[Exercise data Boundary: Start]

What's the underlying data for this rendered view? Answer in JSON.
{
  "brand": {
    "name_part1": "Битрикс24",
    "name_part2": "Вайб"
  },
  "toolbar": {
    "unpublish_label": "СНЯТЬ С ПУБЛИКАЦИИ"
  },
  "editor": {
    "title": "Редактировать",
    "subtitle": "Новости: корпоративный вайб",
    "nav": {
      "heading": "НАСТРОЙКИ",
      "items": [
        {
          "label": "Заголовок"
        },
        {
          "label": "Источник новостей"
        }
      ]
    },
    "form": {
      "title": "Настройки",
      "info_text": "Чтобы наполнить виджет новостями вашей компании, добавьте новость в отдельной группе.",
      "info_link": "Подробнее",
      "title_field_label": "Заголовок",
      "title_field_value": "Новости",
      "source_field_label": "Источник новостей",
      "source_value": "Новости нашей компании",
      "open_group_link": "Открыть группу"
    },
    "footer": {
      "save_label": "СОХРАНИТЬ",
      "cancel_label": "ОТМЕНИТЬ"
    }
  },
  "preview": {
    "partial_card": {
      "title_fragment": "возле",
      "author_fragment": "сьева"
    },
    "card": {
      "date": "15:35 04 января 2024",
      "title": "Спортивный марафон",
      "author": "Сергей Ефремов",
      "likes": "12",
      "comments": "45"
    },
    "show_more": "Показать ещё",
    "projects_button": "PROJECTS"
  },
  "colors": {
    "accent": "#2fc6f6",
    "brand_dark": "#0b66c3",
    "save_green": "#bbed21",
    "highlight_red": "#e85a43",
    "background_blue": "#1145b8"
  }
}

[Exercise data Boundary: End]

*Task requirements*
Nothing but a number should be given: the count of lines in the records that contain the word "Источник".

*Answer to this exercise*
2